Just as the Connecticut legislature was about to vote on the budget this spring, a small provision was dropped into the budget bill. The provision, Section 305 of Public Act 19-117, states that “any covenant not to compete is against public policy and shall be void and unenforceable.” For purposes of this provision, “covenant not to compete” is defined as “any contract or agreement that restricts the right of an individual to provide homemaker, companion or home health services (1) in any geographic area of the state for any period of time, or (2) to a specific individual.”
This law can have a significant impact on home health and companion and homemaker businesses, many of which invest time and money on background checks and training for their employees on the assumption that those employees will not take clients or leave for competitors. It is difficult to know how to comply with the law. No term other than “covenant not to compete” is defined in the law, leaving open what the terms “individual,” “homemaker,” “companion,” and “home health” mean. It is not clear whether the term “covenant not to compete” is intended to include non-solicitation agreements, pursuant to which an employee agrees not to try to take customers from an employer. The plain language of the law would appear to bar any person or entity from trying to prevent a home care worker from soliciting any individual, including an individual that the home care worker cared for through an agency. In addition, the law’s applicability to pre-existing contracts or to pending litigation relating to a “covenant not to compete” is not specified.
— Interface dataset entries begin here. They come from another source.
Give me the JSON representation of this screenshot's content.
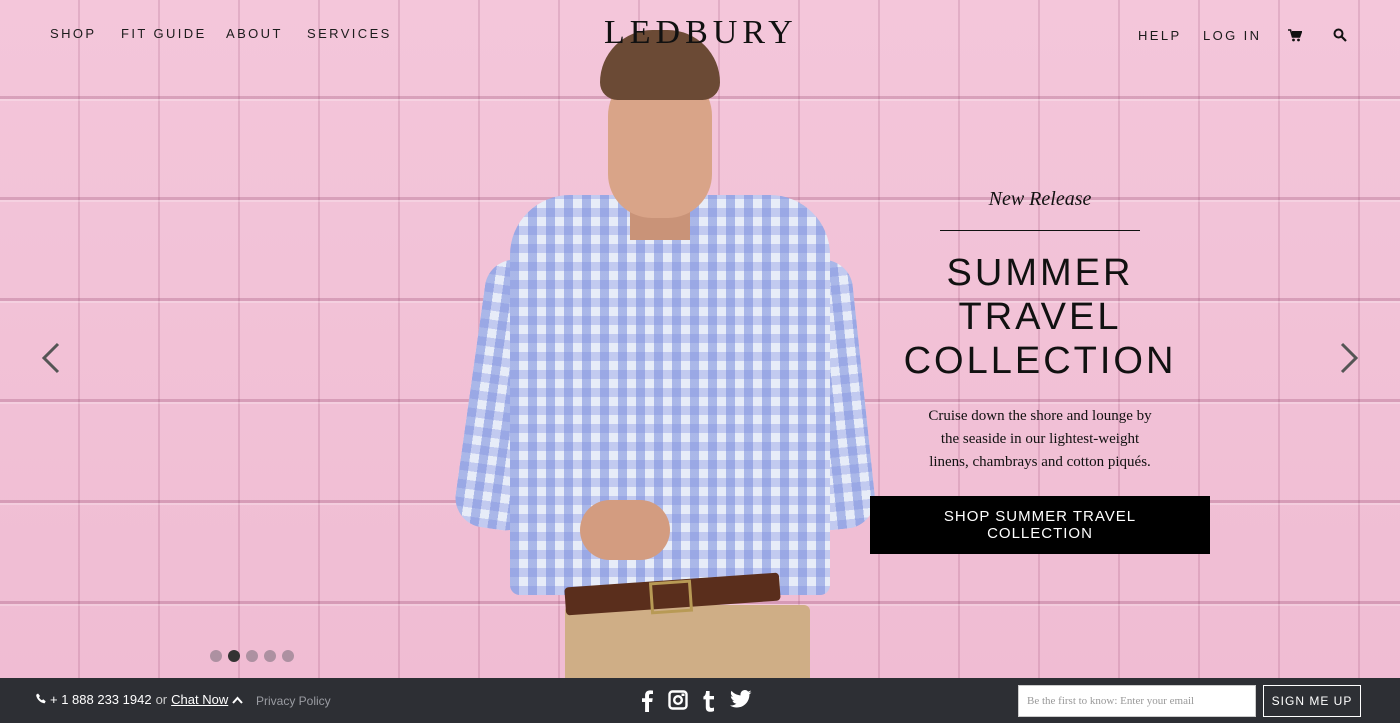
{
  "nav": {
    "left": [
      "SHOP",
      "FIT GUIDE",
      "ABOUT",
      "SERVICES"
    ],
    "logo": "LEDBURY",
    "help": "HELP",
    "login": "LOG IN"
  },
  "promo": {
    "kicker": "New Release",
    "title_line1": "SUMMER TRAVEL",
    "title_line2": "COLLECTION",
    "description": "Cruise down the shore and lounge by the seaside in our lightest-weight linens, chambrays and cotton piqués.",
    "cta": "SHOP SUMMER TRAVEL COLLECTION"
  },
  "carousel": {
    "slide_count": 5,
    "active_slide": 2
  },
  "footer": {
    "phone": "+ 1 888 233 1942",
    "or_text": "or",
    "chat": "Chat Now",
    "privacy": "Privacy Policy",
    "email_placeholder": "Be the first to know: Enter your email",
    "signup": "SIGN ME UP"
  },
  "icons": {
    "cart": "cart-icon",
    "search": "search-icon",
    "prev": "chevron-left-icon",
    "next": "chevron-right-icon",
    "phone": "phone-icon",
    "social": [
      "facebook-icon",
      "instagram-icon",
      "tumblr-icon",
      "twitter-icon"
    ]
  },
  "colors": {
    "hero_background": "#f3c3d8",
    "footer_background": "#2d2f34",
    "cta_background": "#000000"
  }
}
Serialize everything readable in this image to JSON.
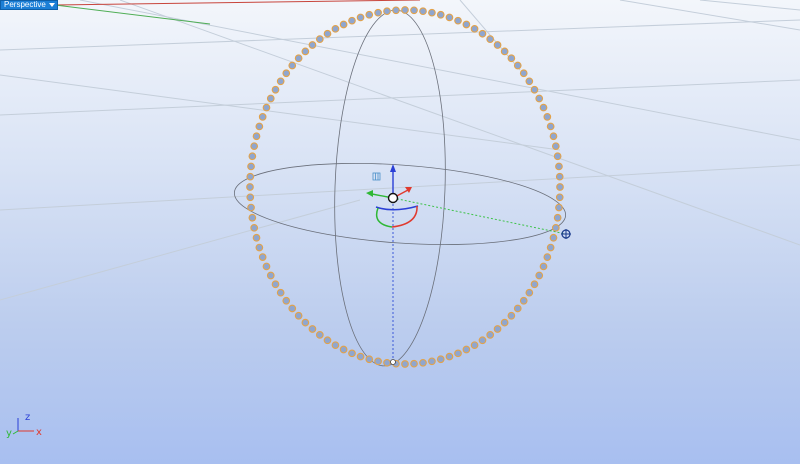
{
  "viewport": {
    "label": "Perspective",
    "name": "perspective-viewport"
  },
  "axes": {
    "x": "x",
    "y": "y",
    "z": "z",
    "colors": {
      "x": "#e03a2f",
      "y": "#2fb836",
      "z": "#2a3fd6"
    }
  },
  "gumball": {
    "colors": {
      "x": "#e03a2f",
      "y": "#2fb836",
      "z": "#2a3fd6"
    }
  },
  "objects": {
    "bead_color": "#8fa6cf",
    "bead_highlight": "#e2a24a",
    "bead_count": 108
  }
}
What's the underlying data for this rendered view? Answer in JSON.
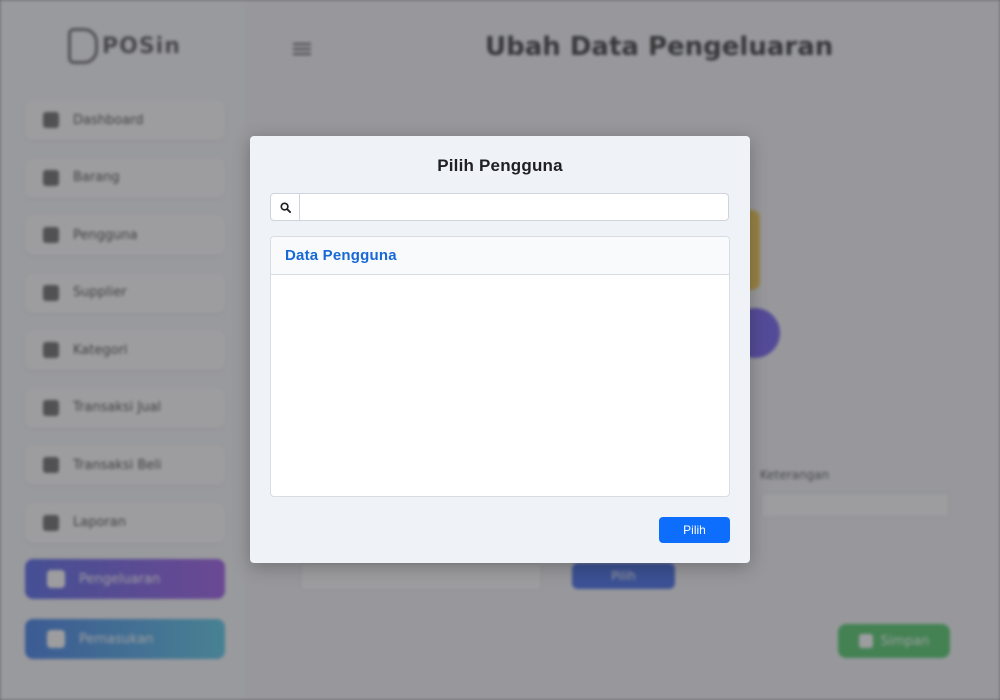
{
  "app": {
    "logo_text": "POSin",
    "page_title": "Ubah Data Pengeluaran",
    "sidebar": {
      "items": [
        {
          "label": "Dashboard",
          "icon": "search-icon"
        },
        {
          "label": "Barang",
          "icon": "box-icon"
        },
        {
          "label": "Pengguna",
          "icon": "user-icon"
        },
        {
          "label": "Supplier",
          "icon": "truck-icon"
        },
        {
          "label": "Kategori",
          "icon": "tag-icon"
        },
        {
          "label": "Transaksi Jual",
          "icon": "cart-icon"
        },
        {
          "label": "Transaksi Beli",
          "icon": "bag-icon"
        },
        {
          "label": "Laporan",
          "icon": "chart-icon"
        }
      ],
      "action_primary": "Pengeluaran",
      "action_secondary": "Pemasukan"
    },
    "form": {
      "side_label": "Keterangan",
      "blue_button": "Pilih",
      "save_button": "Simpan"
    }
  },
  "modal": {
    "title": "Pilih Pengguna",
    "search": {
      "value": "",
      "placeholder": ""
    },
    "panel_header": "Data Pengguna",
    "select_button": "Pilih"
  },
  "colors": {
    "primary": "#0d6efd",
    "header_text": "#1769d6",
    "modal_bg": "#eff3f8"
  }
}
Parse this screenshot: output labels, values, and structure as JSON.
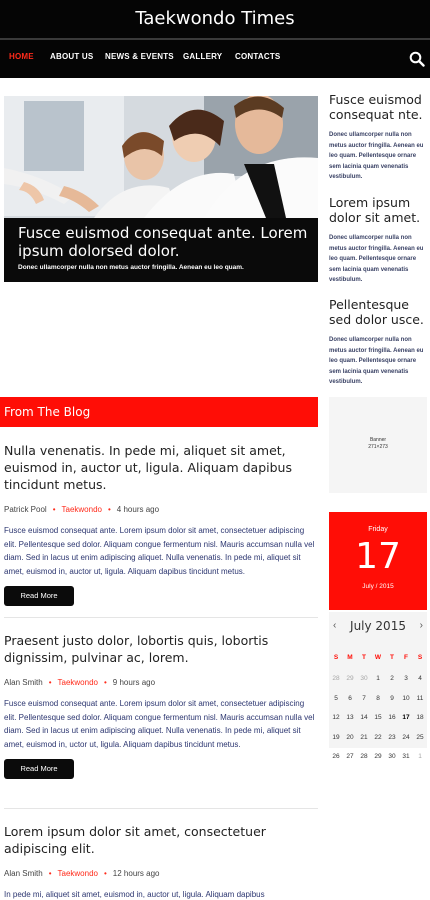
{
  "header": {
    "title": "Taekwondo Times"
  },
  "nav": {
    "items": [
      "HOME",
      "ABOUT US",
      "NEWS & EVENTS",
      "GALLERY",
      "CONTACTS"
    ],
    "active_index": 0
  },
  "hero": {
    "title": "Fusce euismod consequat ante. Lorem ipsum dolorsed dolor.",
    "text": "Donec ullamcorper nulla non metus auctor fringilla. Aenean eu leo quam."
  },
  "sidebar_posts": [
    {
      "title": "Fusce euismod consequat nte.",
      "text": "Donec ullamcorper nulla non metus auctor fringilla. Aenean eu leo quam. Pellentesque ornare sem lacinia quam venenatis vestibulum."
    },
    {
      "title": "Lorem ipsum dolor sit amet.",
      "text": "Donec ullamcorper nulla non metus auctor fringilla. Aenean eu leo quam. Pellentesque ornare sem lacinia quam venenatis vestibulum."
    },
    {
      "title": "Pellentesque sed dolor usce.",
      "text": "Donec ullamcorper nulla non metus auctor fringilla. Aenean eu leo quam. Pellentesque ornare sem lacinia quam venenatis vestibulum."
    }
  ],
  "blog": {
    "header": "From The Blog",
    "read_more_label": "Read More",
    "posts": [
      {
        "title": "Nulla venenatis. In pede mi, aliquet sit amet, euismod in, auctor ut, ligula. Aliquam dapibus tincidunt metus.",
        "author": "Patrick Pool",
        "category": "Taekwondo",
        "time": "4 hours ago",
        "excerpt": "Fusce euismod consequat ante. Lorem ipsum dolor sit amet, consectetuer adipiscing elit. Pellentesque sed dolor. Aliquam congue fermentum nisl. Mauris accumsan nulla vel diam. Sed in lacus ut enim adipiscing aliquet. Nulla venenatis. In pede mi, aliquet sit amet, euismod in, auctor ut, ligula. Aliquam dapibus tincidunt metus."
      },
      {
        "title": "Praesent justo dolor, lobortis quis, lobortis dignissim, pulvinar ac, lorem.",
        "author": "Alan Smith",
        "category": "Taekwondo",
        "time": "9 hours ago",
        "excerpt": "Fusce euismod consequat ante. Lorem ipsum dolor sit amet, consectetuer adipiscing elit. Pellentesque sed dolor. Aliquam congue fermentum nisl. Mauris accumsan nulla vel diam. Sed in lacus ut enim adipiscing aliquet. Nulla venenatis. In pede mi, aliquet sit amet, euismod in, uctor ut, ligula. Aliquam dapibus tincidunt metus."
      },
      {
        "title": "Lorem ipsum dolor sit amet, consectetuer adipiscing elit.",
        "author": "Alan Smith",
        "category": "Taekwondo",
        "time": "12 hours ago",
        "excerpt": "In pede mi, aliquet sit amet, euismod in, auctor ut, ligula. Aliquam dapibus"
      }
    ]
  },
  "banner": {
    "label": "Banner",
    "size": "271×273"
  },
  "date_box": {
    "weekday": "Friday",
    "day": "17",
    "month_year": "July / 2015"
  },
  "calendar": {
    "month_label": "July 2015",
    "prev": "‹",
    "next": "›",
    "weekdays": [
      "S",
      "M",
      "T",
      "W",
      "T",
      "F",
      "S"
    ],
    "weeks": [
      [
        "28",
        "29",
        "30",
        "1",
        "2",
        "3",
        "4"
      ],
      [
        "5",
        "6",
        "7",
        "8",
        "9",
        "10",
        "11"
      ],
      [
        "12",
        "13",
        "14",
        "15",
        "16",
        "17",
        "18"
      ],
      [
        "19",
        "20",
        "21",
        "22",
        "23",
        "24",
        "25"
      ],
      [
        "26",
        "27",
        "28",
        "29",
        "30",
        "31",
        "1"
      ]
    ],
    "today": "17"
  },
  "colors": {
    "accent": "#ff0d06",
    "dark": "#050505",
    "excerpt": "#2c3670"
  }
}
There were no hearings on this law and it was not debated in the legislature. One would hope that in the next legislative session, the law will either be repealed or studied and revised to be clearer and more balanced. In the meantime, home health businesses must be aware of the law and consider how to comply with it.